*** Block opens ***
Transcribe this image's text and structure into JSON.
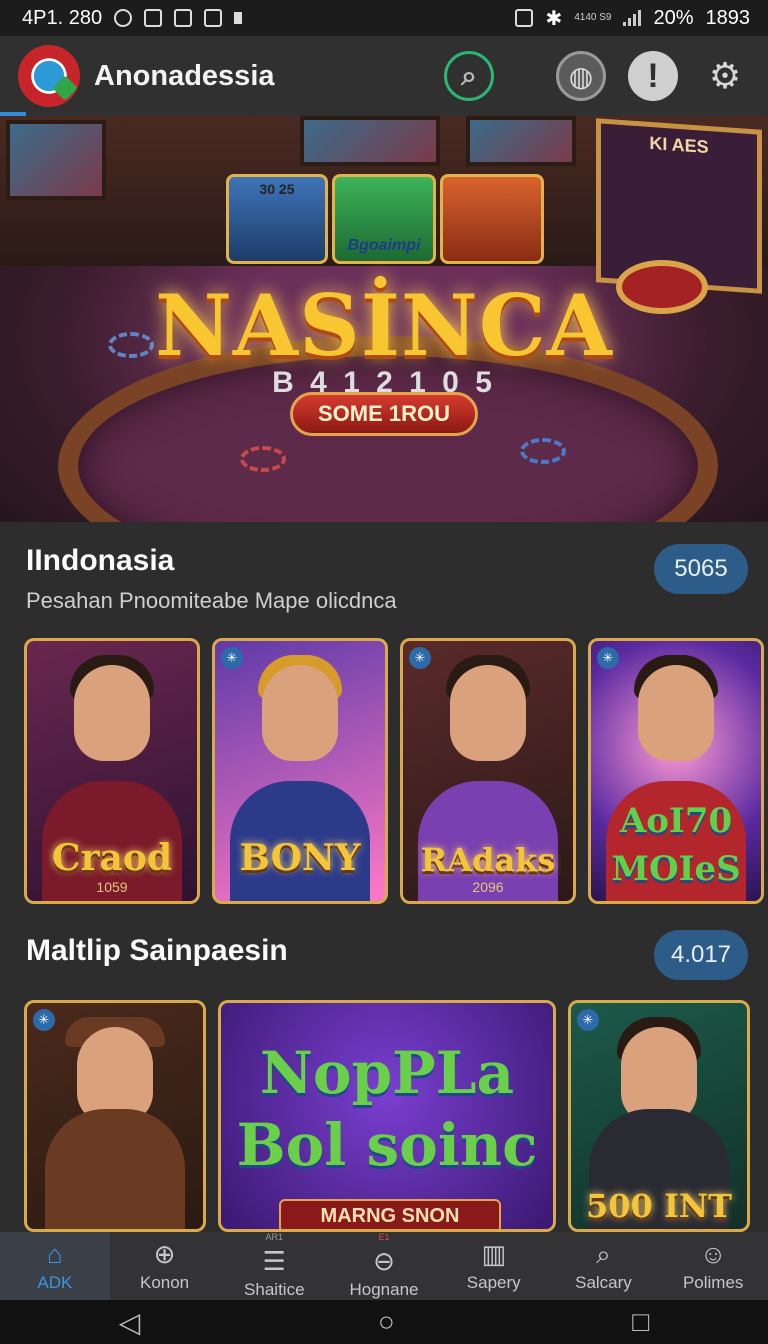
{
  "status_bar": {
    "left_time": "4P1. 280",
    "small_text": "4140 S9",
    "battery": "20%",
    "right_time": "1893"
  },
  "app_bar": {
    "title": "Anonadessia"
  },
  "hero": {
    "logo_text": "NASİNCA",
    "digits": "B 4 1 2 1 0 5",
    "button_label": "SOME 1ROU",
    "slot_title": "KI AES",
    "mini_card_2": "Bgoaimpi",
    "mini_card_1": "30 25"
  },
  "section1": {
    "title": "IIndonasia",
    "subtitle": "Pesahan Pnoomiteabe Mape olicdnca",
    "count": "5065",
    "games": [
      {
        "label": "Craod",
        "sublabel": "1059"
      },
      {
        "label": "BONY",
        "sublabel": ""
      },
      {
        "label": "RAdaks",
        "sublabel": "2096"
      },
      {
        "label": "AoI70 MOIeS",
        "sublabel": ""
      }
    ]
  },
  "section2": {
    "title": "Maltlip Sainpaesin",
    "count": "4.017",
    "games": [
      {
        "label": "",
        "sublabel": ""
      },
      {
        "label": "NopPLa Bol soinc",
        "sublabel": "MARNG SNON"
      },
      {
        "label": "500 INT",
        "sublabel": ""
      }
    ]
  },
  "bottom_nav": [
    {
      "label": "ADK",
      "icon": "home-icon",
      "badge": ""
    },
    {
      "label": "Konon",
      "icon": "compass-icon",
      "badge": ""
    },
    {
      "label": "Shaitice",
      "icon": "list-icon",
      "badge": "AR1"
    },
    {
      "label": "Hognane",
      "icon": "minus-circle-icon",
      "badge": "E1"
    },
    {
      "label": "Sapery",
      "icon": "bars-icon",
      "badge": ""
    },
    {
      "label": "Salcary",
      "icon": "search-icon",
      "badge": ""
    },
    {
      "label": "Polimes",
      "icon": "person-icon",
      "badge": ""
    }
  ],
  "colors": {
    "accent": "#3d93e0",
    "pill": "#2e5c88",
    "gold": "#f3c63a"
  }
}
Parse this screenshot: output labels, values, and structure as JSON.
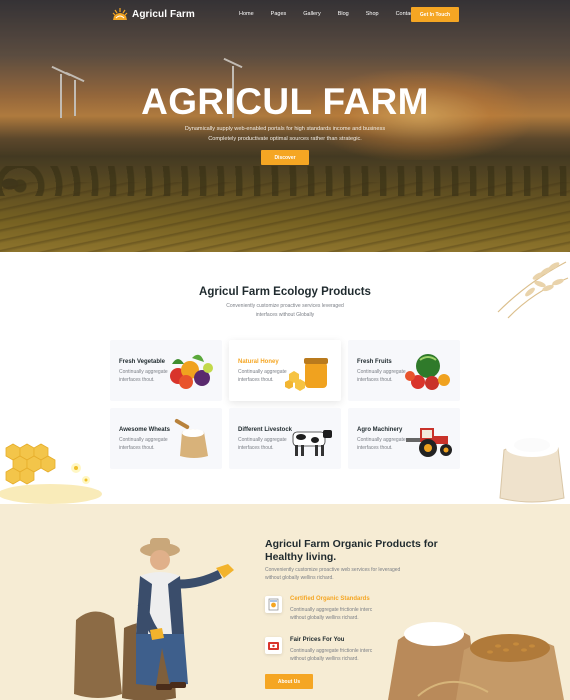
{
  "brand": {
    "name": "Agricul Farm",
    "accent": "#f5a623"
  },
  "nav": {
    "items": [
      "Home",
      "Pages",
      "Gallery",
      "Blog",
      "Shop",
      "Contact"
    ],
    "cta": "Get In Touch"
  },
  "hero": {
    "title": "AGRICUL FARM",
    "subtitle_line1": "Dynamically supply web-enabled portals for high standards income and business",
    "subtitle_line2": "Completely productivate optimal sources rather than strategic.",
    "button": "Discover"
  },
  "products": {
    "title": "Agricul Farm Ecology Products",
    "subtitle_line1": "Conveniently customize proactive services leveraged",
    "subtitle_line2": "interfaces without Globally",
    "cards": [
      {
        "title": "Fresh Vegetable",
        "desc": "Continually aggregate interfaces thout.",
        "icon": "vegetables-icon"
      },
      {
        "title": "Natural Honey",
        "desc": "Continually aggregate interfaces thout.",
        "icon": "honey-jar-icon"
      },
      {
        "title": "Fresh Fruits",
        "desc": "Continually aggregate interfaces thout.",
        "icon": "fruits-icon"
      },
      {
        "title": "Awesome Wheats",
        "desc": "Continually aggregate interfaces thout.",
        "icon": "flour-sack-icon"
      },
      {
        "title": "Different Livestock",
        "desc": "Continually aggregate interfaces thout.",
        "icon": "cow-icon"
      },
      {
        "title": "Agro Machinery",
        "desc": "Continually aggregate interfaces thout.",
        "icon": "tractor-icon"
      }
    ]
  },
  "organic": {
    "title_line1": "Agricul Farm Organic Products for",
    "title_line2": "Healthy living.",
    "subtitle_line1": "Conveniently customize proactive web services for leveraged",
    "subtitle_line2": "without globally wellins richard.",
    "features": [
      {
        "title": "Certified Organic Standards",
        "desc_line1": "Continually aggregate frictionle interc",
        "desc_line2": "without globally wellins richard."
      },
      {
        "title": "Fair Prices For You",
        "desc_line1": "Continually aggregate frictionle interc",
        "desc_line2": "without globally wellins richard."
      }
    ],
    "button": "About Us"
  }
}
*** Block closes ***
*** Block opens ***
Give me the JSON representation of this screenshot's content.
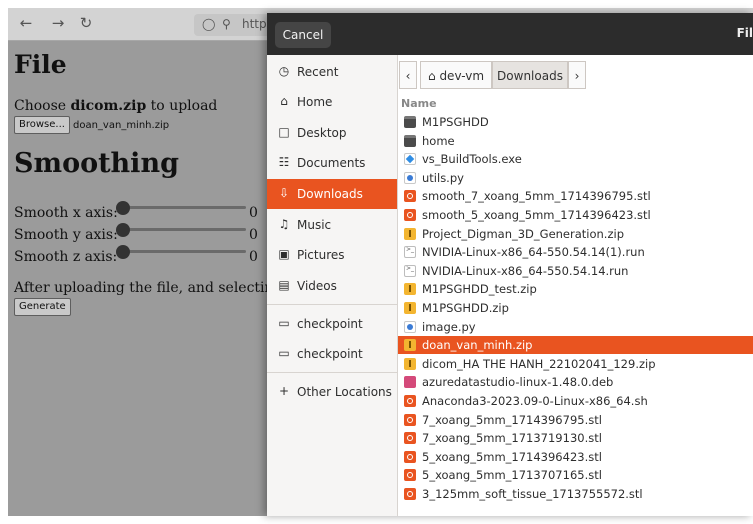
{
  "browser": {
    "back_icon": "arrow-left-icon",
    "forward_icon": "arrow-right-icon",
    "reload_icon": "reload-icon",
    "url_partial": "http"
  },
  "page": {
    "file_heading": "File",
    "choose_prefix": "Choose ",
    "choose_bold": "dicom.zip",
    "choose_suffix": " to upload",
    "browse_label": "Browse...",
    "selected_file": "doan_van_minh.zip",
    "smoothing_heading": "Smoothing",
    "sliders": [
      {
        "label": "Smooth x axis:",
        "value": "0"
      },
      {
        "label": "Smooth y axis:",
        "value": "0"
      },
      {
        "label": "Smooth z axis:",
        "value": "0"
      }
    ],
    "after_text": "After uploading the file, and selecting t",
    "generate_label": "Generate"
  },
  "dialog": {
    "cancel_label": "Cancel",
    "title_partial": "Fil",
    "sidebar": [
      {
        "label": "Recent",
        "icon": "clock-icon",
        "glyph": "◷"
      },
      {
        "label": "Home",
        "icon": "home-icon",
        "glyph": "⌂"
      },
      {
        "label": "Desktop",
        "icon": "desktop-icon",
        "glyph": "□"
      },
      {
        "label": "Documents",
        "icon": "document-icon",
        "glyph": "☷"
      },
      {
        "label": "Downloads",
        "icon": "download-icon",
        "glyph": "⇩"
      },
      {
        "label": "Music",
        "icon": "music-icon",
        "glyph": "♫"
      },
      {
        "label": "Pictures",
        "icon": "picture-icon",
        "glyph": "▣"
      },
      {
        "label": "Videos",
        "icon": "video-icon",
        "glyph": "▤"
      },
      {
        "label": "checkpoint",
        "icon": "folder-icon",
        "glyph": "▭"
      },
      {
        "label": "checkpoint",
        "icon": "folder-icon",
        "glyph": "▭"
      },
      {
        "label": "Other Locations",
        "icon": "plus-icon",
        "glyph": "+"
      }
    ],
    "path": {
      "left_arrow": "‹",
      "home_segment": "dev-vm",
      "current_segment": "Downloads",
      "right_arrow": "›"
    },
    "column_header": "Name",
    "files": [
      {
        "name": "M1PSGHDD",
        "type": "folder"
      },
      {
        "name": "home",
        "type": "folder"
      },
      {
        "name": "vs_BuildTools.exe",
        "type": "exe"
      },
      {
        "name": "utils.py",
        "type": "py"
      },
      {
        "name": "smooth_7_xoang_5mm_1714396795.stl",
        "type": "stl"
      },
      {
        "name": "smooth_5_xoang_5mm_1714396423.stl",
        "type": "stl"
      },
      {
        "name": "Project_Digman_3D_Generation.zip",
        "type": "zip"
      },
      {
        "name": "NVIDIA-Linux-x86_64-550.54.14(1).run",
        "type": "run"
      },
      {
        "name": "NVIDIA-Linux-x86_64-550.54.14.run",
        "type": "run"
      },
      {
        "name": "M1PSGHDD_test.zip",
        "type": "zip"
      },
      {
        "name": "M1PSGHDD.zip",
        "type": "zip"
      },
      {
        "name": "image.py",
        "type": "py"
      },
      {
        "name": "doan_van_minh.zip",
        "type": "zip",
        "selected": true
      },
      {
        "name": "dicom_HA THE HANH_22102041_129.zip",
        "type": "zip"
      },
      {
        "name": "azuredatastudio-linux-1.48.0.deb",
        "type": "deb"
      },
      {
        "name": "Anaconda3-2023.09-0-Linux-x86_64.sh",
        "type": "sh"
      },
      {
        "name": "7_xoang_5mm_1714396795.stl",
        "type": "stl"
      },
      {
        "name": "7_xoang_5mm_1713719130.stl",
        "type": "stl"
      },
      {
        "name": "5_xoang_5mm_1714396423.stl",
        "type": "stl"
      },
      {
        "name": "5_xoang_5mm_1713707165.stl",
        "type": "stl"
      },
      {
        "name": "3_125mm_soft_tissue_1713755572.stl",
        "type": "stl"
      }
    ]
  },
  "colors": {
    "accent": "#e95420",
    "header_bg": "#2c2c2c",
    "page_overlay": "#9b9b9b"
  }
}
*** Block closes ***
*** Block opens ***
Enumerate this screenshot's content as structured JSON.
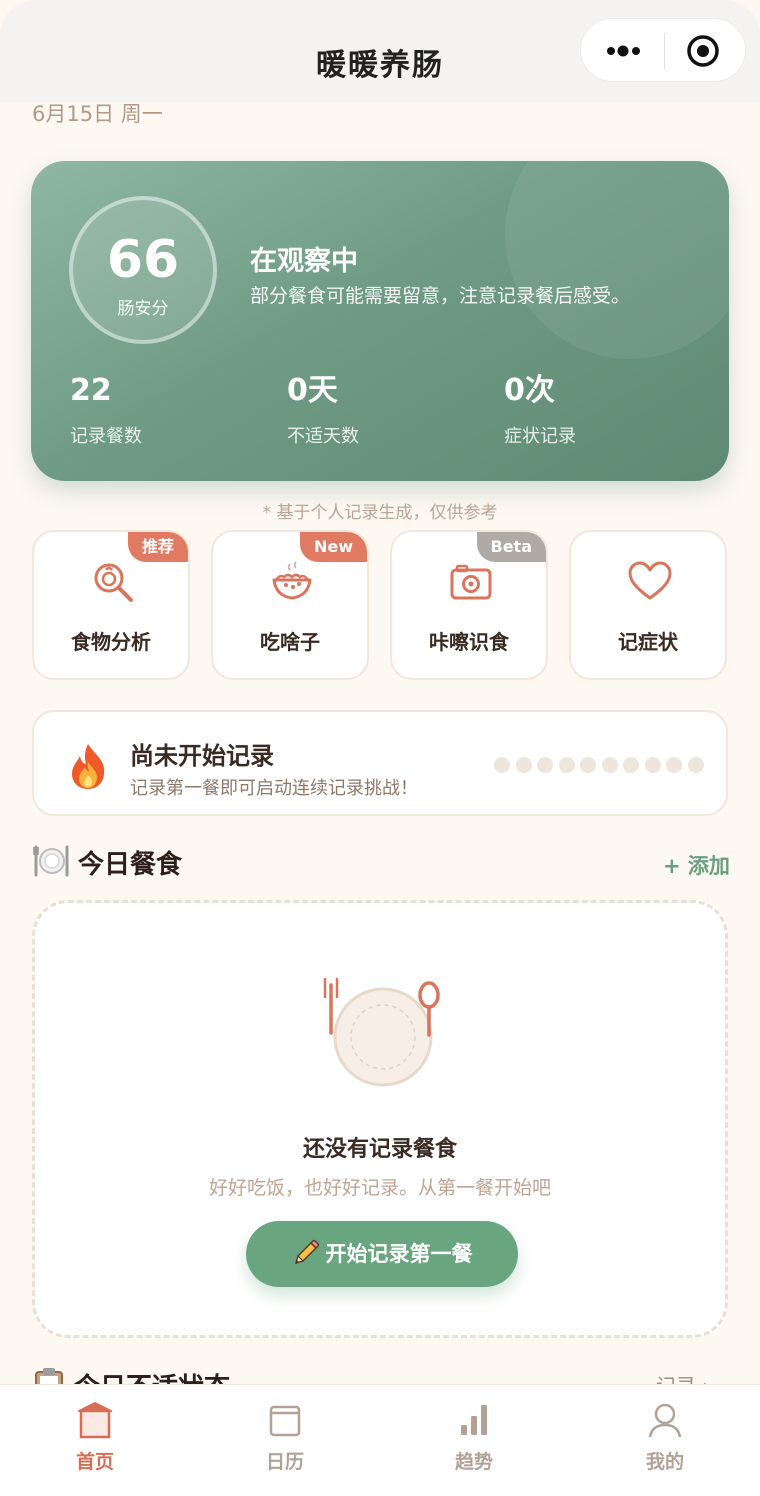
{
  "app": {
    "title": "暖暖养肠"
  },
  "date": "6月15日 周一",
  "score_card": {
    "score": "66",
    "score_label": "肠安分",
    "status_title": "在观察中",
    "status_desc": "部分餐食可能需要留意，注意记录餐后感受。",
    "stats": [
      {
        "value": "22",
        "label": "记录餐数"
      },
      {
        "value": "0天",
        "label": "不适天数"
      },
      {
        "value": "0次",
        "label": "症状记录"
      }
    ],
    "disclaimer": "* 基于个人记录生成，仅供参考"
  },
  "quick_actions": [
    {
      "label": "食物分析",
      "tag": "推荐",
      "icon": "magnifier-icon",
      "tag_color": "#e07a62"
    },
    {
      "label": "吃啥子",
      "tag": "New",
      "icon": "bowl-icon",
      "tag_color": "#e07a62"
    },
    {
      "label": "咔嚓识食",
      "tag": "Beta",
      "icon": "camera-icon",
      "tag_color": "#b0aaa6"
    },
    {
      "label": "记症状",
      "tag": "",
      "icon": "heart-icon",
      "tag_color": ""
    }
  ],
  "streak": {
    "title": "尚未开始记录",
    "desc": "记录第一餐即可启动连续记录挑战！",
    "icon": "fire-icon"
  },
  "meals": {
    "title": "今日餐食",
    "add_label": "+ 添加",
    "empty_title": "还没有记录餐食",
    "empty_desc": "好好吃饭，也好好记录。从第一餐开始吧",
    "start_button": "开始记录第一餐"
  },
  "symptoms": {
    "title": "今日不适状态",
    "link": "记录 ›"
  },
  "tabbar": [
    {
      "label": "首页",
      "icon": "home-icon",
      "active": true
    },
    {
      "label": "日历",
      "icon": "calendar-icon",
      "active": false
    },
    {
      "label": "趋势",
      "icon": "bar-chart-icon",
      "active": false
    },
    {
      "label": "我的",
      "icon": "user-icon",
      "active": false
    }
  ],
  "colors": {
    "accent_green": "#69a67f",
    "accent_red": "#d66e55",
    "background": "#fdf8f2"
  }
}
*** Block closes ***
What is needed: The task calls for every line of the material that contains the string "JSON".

Solution to the problem:
Transcribe this image's text and structure into JSON.
Parse this screenshot: output labels, values, and structure as JSON.
Give me the JSON representation of this screenshot's content.
Enumerate this screenshot's content as structured JSON.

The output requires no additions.